• **WHAT YOU HAVE TO DO**
Filter the data for "value" and copy matching lines.

• **TASK MATERIAL**
-- Opening Marker --

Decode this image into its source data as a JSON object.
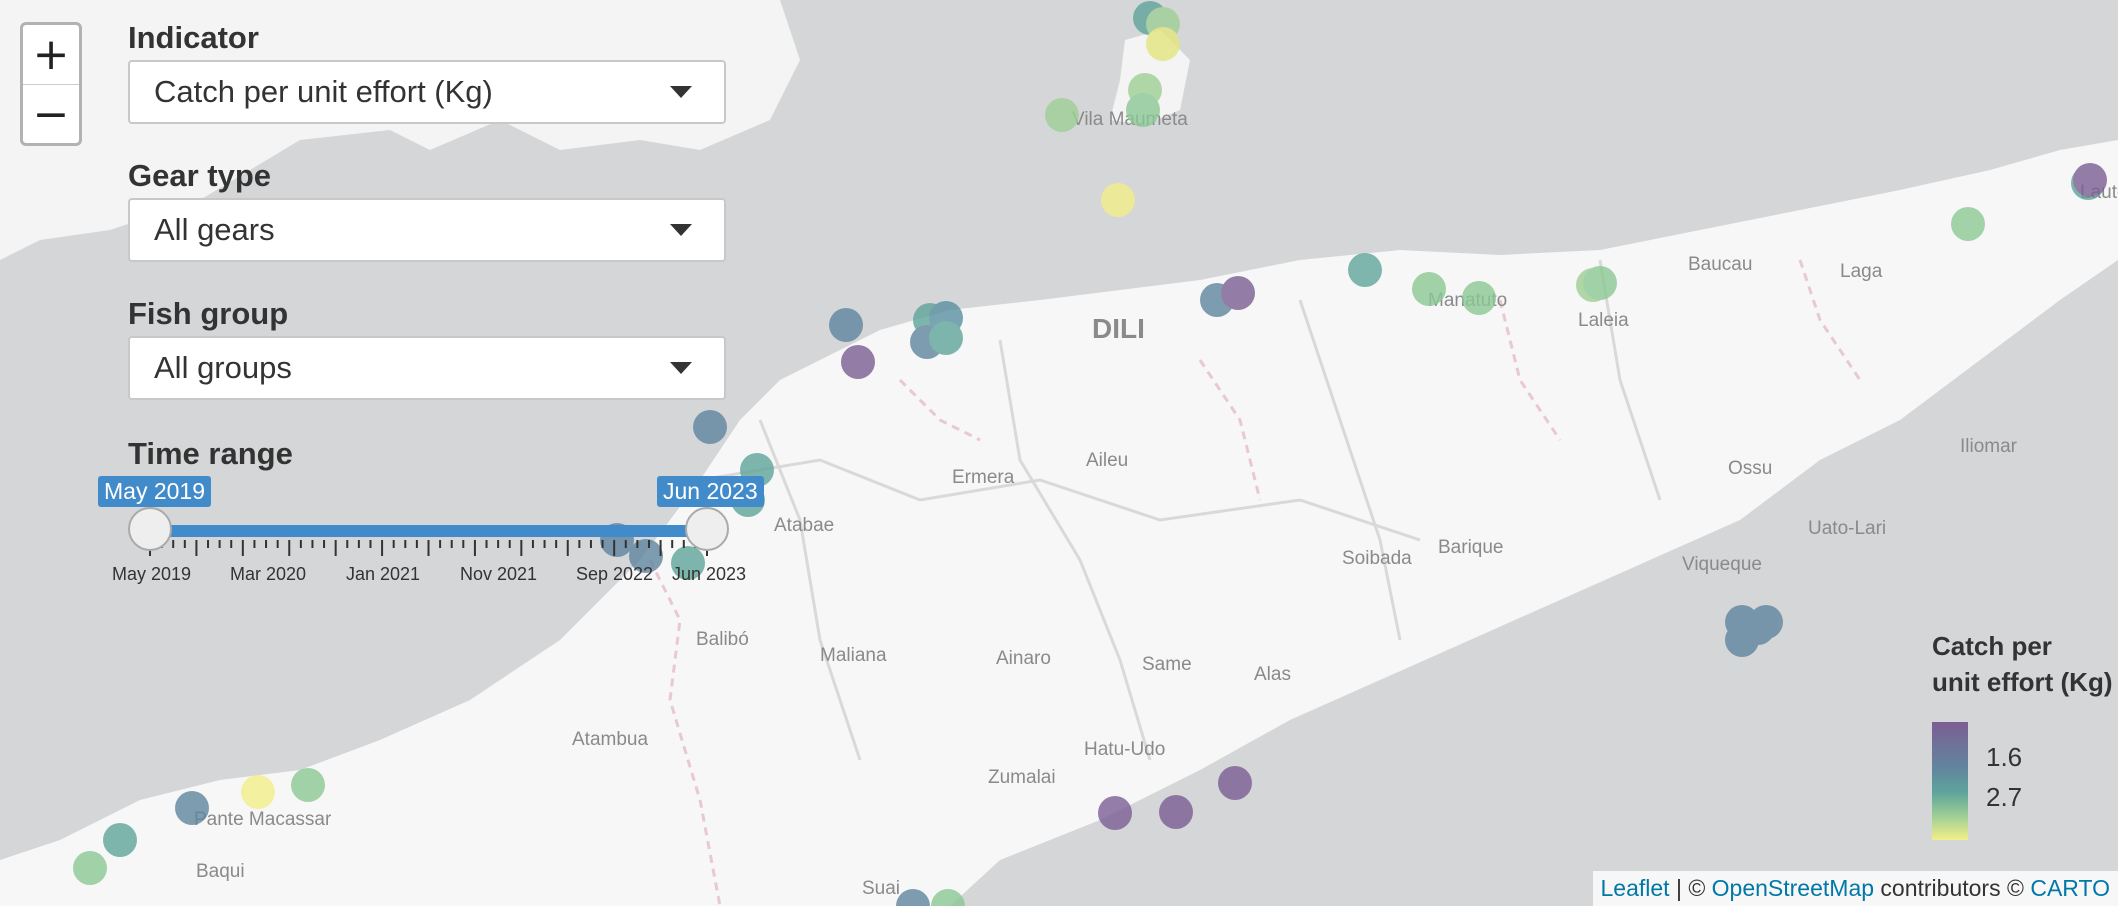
{
  "controls": {
    "zoom_in": "+",
    "zoom_out": "−",
    "indicator": {
      "label": "Indicator",
      "value": "Catch per unit effort (Kg)"
    },
    "gear": {
      "label": "Gear type",
      "value": "All gears"
    },
    "fish": {
      "label": "Fish group",
      "value": "All groups"
    },
    "time": {
      "label": "Time range",
      "start": "May 2019",
      "end": "Jun 2023",
      "ticks": [
        "May 2019",
        "Mar 2020",
        "Jan 2021",
        "Nov 2021",
        "Sep 2022",
        "Jun 2023"
      ]
    }
  },
  "legend": {
    "title_line1": "Catch per",
    "title_line2": "unit effort (Kg)",
    "val1": "1.6",
    "val2": "2.7"
  },
  "attribution": {
    "leaflet": "Leaflet",
    "sep": " | © ",
    "osm": "OpenStreetMap",
    "contrib": " contributors © ",
    "carto": "CARTO"
  },
  "places": {
    "dili": "DILI",
    "vila_maumeta": "Vila Maumeta",
    "manatuto": "Manatuto",
    "laleia": "Laleia",
    "baucau": "Baucau",
    "laga": "Laga",
    "lautem": "Lautém",
    "iliomar": "Iliomar",
    "ossu": "Ossu",
    "uato_lari": "Uato-Lari",
    "viqueque": "Viqueque",
    "barique": "Barique",
    "soibada": "Soibada",
    "aileu": "Aileu",
    "ermera": "Ermera",
    "atabae": "Atabae",
    "balibo": "Balibó",
    "maliana": "Maliana",
    "ainaro": "Ainaro",
    "same": "Same",
    "alas": "Alas",
    "hatu_udo": "Hatu-Udo",
    "zumalai": "Zumalai",
    "atambua": "Atambua",
    "pante_macassar": "Pante Macassar",
    "baqui": "Baqui",
    "suai": "Suai"
  }
}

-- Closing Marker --

• **COMPLETED EXERCISE**
      "value": "Catch per unit effort (Kg)"
      "value": "All gears"
      "value": "All groups"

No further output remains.